Meanwhile, civil rights and advocacy groups remain wary of alleged discrimination and are asking federal authorities to take action.
On Saturday, Abdrabboh was joined by Dawud Walid, director of the Michigan chapter of the Council on American-Islamic Relations, Nabih Ayad, chair of the Arab-American Civil Rights League, Bishop Walter Starghill, from the Western Wayne branch of the NAACP, and community members who say they have been denied the opportunity to vote.
“My husband and I submitted for our absentee ballots two weeks ago,” said Lola Elzein, “I got mine in two days — note my name is Lola — while my husband Wissam hasn’t still hasn’t received his.”
The two are going out of town tomorrow, which means her husband will not have an opportunity to vote in the election, she said.
Angela Moughni, a 13-year resident of Dearborn Heights, voted absentee five minutes before the press conference began Saturday. Prior to that, she had received a letter saying her signature on her petition for an absentee voter ballot did not match city records, so she was denied. Her mother, who also tried to get an absentee ballot, received a similar letter, except that hers said her address did not match the one the city has on file. The family has not moved from their house and her mother has voted in plenty of other elections in the past with the same address, said Moughani.
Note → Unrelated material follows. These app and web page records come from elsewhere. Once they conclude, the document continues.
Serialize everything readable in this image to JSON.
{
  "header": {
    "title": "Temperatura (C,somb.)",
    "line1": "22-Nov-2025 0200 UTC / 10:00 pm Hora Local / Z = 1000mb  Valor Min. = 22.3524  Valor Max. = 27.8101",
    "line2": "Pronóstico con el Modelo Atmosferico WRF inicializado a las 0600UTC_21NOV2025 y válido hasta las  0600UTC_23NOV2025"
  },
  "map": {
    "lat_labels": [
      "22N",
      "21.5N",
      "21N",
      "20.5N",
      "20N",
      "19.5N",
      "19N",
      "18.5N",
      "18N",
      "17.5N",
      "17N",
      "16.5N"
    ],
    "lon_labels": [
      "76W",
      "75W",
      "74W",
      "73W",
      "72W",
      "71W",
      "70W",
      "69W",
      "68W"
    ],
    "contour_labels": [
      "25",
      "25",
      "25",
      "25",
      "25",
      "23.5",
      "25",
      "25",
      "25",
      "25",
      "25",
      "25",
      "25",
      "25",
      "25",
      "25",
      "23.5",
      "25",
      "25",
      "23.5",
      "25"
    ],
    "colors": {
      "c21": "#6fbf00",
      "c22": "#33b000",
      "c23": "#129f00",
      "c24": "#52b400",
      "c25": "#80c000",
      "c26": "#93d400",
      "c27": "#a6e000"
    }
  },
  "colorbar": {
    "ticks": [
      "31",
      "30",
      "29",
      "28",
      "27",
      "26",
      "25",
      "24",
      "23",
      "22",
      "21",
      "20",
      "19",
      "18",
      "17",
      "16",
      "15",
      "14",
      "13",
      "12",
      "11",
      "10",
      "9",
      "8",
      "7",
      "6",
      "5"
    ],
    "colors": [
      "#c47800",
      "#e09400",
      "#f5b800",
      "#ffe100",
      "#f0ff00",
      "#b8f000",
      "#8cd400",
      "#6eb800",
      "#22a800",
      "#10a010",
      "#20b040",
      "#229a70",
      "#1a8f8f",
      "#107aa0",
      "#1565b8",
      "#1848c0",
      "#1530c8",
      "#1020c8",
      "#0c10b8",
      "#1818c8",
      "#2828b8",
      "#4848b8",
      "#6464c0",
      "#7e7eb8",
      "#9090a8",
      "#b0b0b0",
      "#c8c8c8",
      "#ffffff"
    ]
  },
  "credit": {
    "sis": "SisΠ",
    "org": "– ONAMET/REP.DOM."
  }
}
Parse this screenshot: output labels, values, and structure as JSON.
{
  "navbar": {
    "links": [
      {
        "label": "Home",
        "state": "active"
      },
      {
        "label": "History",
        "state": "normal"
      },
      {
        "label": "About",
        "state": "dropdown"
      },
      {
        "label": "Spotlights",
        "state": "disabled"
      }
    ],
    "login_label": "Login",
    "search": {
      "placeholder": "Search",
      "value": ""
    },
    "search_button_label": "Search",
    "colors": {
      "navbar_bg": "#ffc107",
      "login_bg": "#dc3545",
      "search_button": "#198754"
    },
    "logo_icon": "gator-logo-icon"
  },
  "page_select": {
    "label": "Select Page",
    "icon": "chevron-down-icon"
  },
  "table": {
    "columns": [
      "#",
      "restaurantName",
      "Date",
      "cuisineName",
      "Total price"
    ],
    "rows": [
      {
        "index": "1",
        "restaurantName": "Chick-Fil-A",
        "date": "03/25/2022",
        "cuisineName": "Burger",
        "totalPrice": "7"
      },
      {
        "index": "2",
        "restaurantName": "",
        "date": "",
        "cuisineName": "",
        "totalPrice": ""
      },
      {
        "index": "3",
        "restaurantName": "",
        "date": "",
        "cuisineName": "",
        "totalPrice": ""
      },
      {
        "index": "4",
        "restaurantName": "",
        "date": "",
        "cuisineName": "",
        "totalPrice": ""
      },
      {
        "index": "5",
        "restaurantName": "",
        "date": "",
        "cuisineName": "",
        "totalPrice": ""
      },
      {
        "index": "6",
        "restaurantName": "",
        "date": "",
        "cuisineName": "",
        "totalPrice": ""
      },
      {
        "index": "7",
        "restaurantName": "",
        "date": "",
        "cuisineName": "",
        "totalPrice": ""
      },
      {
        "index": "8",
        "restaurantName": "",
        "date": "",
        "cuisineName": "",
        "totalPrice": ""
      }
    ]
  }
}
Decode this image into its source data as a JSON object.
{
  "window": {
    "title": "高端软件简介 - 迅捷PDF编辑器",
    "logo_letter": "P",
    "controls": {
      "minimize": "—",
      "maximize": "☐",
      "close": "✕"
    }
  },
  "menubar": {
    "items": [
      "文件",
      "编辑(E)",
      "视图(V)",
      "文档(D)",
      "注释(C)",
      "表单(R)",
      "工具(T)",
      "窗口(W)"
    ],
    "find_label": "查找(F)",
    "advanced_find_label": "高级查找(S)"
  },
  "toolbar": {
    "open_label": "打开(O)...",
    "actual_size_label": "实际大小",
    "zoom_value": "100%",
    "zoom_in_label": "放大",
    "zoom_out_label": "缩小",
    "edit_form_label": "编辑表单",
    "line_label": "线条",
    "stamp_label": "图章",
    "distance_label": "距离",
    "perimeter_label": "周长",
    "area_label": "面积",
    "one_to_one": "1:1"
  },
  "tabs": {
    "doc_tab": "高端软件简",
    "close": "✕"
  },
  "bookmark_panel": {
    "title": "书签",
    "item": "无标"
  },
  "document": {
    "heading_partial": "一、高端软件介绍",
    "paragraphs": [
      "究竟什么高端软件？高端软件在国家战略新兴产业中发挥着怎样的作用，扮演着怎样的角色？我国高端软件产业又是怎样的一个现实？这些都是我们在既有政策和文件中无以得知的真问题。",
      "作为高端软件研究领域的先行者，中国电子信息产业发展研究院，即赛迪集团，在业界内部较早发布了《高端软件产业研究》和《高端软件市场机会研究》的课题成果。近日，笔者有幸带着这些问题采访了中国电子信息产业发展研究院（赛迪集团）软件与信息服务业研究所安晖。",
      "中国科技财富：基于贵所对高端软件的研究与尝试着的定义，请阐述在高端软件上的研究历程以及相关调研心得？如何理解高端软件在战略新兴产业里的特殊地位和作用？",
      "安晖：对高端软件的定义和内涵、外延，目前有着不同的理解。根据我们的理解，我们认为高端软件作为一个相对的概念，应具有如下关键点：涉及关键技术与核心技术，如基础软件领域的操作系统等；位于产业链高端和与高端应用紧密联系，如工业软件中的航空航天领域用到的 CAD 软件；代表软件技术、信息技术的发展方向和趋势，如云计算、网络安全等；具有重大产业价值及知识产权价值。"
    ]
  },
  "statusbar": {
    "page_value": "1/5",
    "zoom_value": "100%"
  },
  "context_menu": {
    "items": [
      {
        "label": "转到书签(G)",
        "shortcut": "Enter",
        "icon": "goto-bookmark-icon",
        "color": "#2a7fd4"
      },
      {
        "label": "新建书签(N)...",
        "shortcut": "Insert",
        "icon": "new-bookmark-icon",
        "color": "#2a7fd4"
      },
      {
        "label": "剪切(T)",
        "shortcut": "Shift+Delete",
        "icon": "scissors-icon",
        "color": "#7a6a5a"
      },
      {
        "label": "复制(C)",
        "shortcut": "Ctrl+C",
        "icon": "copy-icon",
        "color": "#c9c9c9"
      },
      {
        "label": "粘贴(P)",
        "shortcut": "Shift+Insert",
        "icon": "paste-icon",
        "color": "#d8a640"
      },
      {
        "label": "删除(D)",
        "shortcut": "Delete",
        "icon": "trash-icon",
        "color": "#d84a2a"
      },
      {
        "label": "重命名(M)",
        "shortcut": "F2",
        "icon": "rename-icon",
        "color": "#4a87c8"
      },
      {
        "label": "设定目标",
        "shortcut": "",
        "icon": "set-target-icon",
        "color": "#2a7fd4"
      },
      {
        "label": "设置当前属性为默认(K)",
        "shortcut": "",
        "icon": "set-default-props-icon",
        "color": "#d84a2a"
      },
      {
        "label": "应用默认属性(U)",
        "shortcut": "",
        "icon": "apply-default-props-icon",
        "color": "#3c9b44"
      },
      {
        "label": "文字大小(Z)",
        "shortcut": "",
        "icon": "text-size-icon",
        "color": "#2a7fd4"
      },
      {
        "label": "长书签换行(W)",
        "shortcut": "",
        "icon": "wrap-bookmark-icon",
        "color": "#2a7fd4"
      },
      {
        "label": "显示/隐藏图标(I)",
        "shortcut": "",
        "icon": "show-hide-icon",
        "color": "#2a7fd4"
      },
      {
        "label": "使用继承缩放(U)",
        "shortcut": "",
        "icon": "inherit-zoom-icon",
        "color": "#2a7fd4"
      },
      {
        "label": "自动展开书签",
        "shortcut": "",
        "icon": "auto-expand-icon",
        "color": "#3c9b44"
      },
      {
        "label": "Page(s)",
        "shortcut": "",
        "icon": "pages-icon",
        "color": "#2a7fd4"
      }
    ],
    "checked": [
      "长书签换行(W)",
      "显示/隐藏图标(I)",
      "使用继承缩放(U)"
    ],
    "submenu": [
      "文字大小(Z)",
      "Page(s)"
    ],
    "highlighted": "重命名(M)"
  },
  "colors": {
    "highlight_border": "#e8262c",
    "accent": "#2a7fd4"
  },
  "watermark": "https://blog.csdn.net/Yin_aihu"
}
“You just start to have doubts about what is going on, said Moughni. “You just don’t expect this to happen today. It’s 2014, you’d think we be beyond this.”